The story is about locality. About the special-ness of places and times. About rituals and ways of doing things. And about easy answers to hard questions.
The moral of Naaman’s story—and Jesus’s too—is that we should take God where find her, enjoy God where he finds us. And not go looking for God in all the wrong places—or worse turn down the God we do meet because somehow the encounter has been too easy. There’s a streak in us that likes our religion tough and our God to play hard to get. But the God we get today is easy, here with us, under our noses.
March 16th, 2004
‘To us, Lord, the look of shame belongs …because we have sinned against you’. The look of shame is probably all too well known to us. Who among us is ignorant of failure and falsehood and the fear of being found out? The look of shame we know too well and the God who is great and to be feared. But shame can be cosy in its own way, an escape from life and love and risk and generosity.
What the gospel asks of us is altogether more difficult than shame—it is compassion, compassion and pardon.
In place of the tit-for-tat of shame and fear there is for us the reciprocity of compassion given and received, mercy given and received, forgiveness given and received, and—hardest of all—generosity given and received. To give is challenging, to receive … embarrassing.
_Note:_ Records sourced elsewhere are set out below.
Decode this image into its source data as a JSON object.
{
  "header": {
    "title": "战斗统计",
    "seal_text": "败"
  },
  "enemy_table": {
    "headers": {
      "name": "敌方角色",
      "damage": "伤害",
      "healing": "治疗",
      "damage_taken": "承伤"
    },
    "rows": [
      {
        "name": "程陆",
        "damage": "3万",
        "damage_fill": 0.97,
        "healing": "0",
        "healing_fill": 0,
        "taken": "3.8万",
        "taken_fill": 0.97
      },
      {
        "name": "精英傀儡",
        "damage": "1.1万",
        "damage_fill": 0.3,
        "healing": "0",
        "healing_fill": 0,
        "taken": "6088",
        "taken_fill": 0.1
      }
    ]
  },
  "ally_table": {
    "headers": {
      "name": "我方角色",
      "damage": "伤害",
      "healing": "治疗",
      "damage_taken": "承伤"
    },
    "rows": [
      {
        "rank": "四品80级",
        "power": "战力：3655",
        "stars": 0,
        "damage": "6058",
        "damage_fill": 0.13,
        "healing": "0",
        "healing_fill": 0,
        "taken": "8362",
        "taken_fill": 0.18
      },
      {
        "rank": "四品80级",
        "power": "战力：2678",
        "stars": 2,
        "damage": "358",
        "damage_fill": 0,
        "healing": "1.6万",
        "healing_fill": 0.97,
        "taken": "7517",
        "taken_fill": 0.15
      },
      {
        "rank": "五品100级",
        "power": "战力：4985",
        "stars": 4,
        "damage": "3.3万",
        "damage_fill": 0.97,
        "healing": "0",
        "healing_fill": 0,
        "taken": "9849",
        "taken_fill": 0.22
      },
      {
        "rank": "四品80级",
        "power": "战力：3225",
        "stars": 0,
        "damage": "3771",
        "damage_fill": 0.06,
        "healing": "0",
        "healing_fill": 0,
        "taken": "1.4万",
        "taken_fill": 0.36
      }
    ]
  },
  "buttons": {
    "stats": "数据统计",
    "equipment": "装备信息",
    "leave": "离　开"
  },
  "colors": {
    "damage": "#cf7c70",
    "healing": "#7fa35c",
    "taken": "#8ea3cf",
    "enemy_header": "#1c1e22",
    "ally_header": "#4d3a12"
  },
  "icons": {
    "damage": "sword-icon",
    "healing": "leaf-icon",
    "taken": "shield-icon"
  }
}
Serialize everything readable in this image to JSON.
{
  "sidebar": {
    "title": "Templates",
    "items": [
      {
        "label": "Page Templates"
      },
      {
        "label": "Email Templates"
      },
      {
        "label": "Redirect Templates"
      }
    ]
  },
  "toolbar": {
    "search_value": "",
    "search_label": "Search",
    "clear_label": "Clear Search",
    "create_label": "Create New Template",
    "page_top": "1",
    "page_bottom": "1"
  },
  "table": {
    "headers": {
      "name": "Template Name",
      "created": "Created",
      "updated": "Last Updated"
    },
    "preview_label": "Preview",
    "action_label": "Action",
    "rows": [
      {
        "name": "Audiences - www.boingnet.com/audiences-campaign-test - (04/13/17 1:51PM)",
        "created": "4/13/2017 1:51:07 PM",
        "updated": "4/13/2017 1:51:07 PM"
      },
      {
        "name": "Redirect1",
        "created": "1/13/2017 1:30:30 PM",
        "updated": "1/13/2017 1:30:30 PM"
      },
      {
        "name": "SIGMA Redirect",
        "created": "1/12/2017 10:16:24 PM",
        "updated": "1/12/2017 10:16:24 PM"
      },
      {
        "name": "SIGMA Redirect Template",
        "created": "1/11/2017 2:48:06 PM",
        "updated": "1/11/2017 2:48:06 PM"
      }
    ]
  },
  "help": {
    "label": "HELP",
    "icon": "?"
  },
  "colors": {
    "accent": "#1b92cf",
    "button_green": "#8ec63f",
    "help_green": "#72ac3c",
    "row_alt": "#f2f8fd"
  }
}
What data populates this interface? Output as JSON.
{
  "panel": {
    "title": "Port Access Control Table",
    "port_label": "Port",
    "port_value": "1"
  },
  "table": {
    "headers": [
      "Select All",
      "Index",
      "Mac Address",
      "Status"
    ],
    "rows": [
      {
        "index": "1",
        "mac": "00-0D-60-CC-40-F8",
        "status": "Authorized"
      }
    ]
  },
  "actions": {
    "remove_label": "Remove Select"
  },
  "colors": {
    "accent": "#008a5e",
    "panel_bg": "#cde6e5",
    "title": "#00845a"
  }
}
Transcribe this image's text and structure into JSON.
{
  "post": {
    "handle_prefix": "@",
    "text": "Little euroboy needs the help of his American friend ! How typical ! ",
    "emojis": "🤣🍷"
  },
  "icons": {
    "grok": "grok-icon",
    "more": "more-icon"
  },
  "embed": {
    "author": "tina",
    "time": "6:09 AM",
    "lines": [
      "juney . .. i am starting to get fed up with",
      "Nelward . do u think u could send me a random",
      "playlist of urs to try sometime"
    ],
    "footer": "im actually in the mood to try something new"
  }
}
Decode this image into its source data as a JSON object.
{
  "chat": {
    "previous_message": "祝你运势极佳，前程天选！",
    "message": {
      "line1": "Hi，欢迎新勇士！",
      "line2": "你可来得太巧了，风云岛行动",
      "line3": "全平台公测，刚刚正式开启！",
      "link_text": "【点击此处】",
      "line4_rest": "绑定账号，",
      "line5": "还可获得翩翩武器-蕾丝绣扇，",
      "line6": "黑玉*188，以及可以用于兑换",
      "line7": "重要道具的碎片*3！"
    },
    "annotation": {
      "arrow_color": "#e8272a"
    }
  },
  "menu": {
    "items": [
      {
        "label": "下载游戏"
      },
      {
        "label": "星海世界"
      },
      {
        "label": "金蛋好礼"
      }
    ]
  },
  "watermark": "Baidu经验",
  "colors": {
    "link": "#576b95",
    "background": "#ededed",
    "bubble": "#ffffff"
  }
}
Especially to receive the way we are called to receive—full measure, pressed down, shaken together, running over, great embarrassing laps-full of grace and goodness.
On retreat or off it, that’s the challenge: to be as generous in receiving as God is in giving.
March 8th, 2004